**What is needed:** Aside from the pictures, copy the listing exactly.

**Supplied records:**

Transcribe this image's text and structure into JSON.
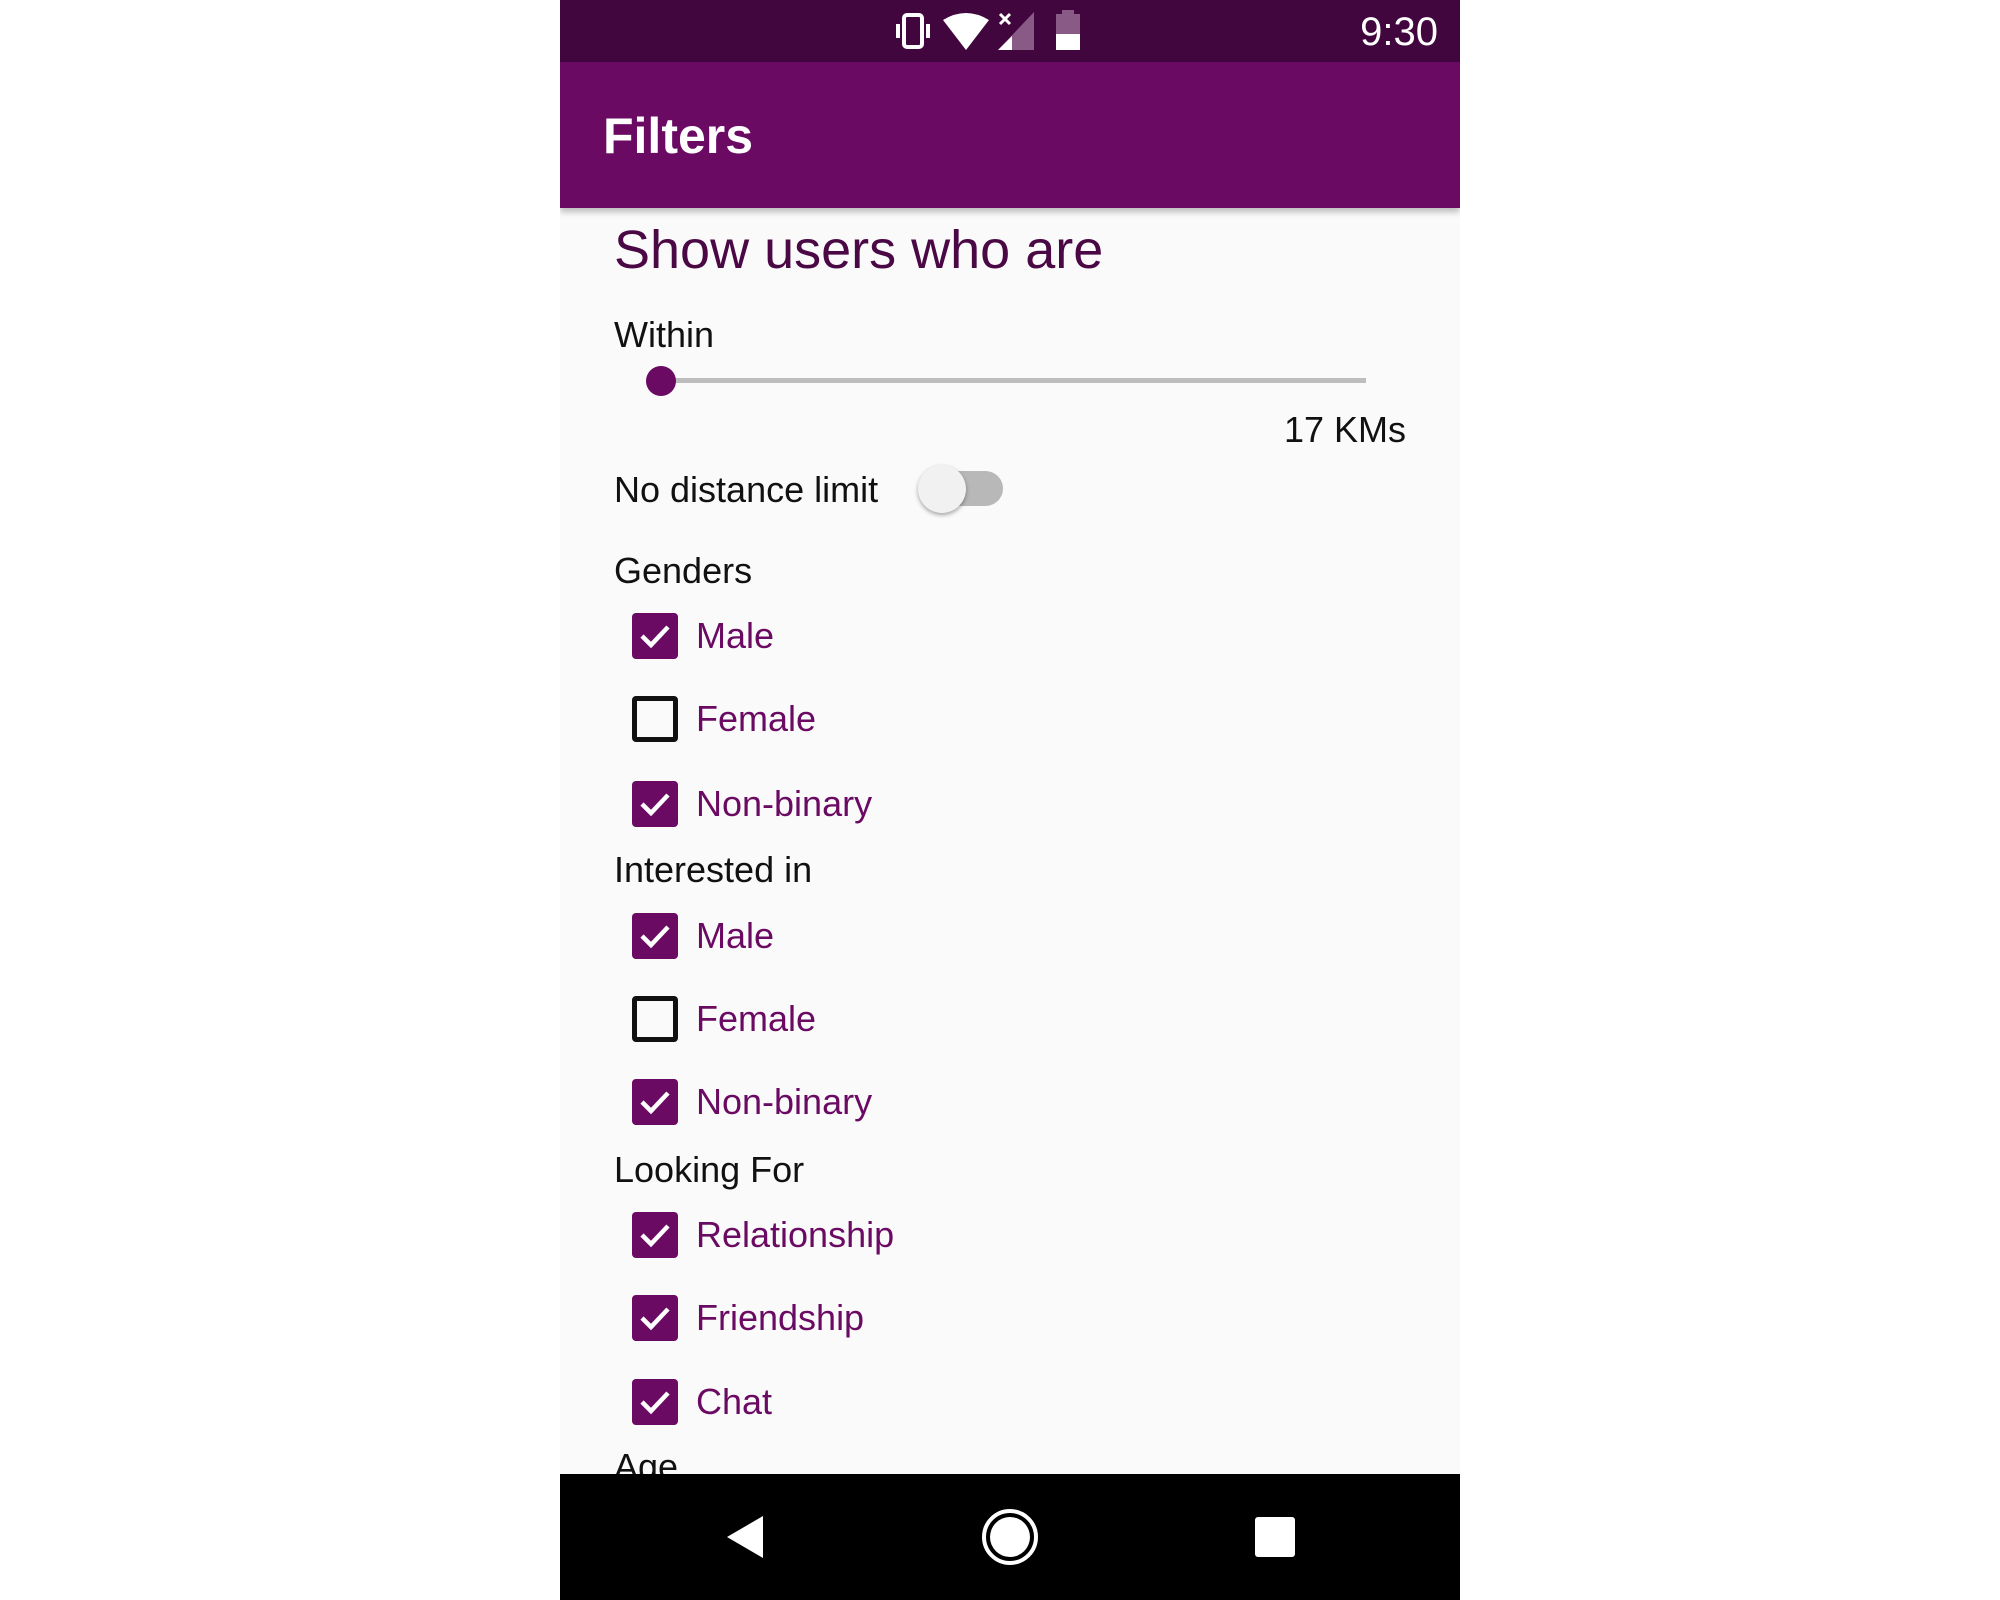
{
  "status_bar": {
    "time": "9:30",
    "icons": [
      "vibrate-icon",
      "wifi-icon",
      "signal-no-data-icon",
      "battery-icon"
    ]
  },
  "app_bar": {
    "title": "Filters"
  },
  "content": {
    "heading": "Show users who are",
    "within_label": "Within",
    "distance": {
      "value": 17,
      "unit_text": "17 KMs",
      "slider_fraction": 0.0
    },
    "no_limit": {
      "label": "No distance limit",
      "on": false
    },
    "genders": {
      "label": "Genders",
      "options": [
        {
          "label": "Male",
          "checked": true
        },
        {
          "label": "Female",
          "checked": false
        },
        {
          "label": "Non-binary",
          "checked": true
        }
      ]
    },
    "interested_in": {
      "label": "Interested in",
      "options": [
        {
          "label": "Male",
          "checked": true
        },
        {
          "label": "Female",
          "checked": false
        },
        {
          "label": "Non-binary",
          "checked": true
        }
      ]
    },
    "looking_for": {
      "label": "Looking For",
      "options": [
        {
          "label": "Relationship",
          "checked": true
        },
        {
          "label": "Friendship",
          "checked": true
        },
        {
          "label": "Chat",
          "checked": true
        }
      ]
    },
    "age_label": "Age"
  },
  "colors": {
    "primary": "#6a0a63",
    "primary_dark": "#42063f",
    "background": "#fafafa"
  },
  "nav_bar": {
    "icons": [
      "back-icon",
      "home-icon",
      "recents-icon"
    ]
  }
}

**Answer to the exercise:**
Transcribe this image's text and structure into JSON.
{
  "status_bar": {
    "time": "9:30",
    "icons": [
      "vibrate-icon",
      "wifi-icon",
      "signal-no-data-icon",
      "battery-icon"
    ]
  },
  "app_bar": {
    "title": "Filters"
  },
  "content": {
    "heading": "Show users who are",
    "within_label": "Within",
    "distance": {
      "value": 17,
      "unit_text": "17 KMs",
      "slider_fraction": 0.0
    },
    "no_limit": {
      "label": "No distance limit",
      "on": false
    },
    "genders": {
      "label": "Genders",
      "options": [
        {
          "label": "Male",
          "checked": true
        },
        {
          "label": "Female",
          "checked": false
        },
        {
          "label": "Non-binary",
          "checked": true
        }
      ]
    },
    "interested_in": {
      "label": "Interested in",
      "options": [
        {
          "label": "Male",
          "checked": true
        },
        {
          "label": "Female",
          "checked": false
        },
        {
          "label": "Non-binary",
          "checked": true
        }
      ]
    },
    "looking_for": {
      "label": "Looking For",
      "options": [
        {
          "label": "Relationship",
          "checked": true
        },
        {
          "label": "Friendship",
          "checked": true
        },
        {
          "label": "Chat",
          "checked": true
        }
      ]
    },
    "age_label": "Age"
  },
  "colors": {
    "primary": "#6a0a63",
    "primary_dark": "#42063f",
    "background": "#fafafa"
  },
  "nav_bar": {
    "icons": [
      "back-icon",
      "home-icon",
      "recents-icon"
    ]
  }
}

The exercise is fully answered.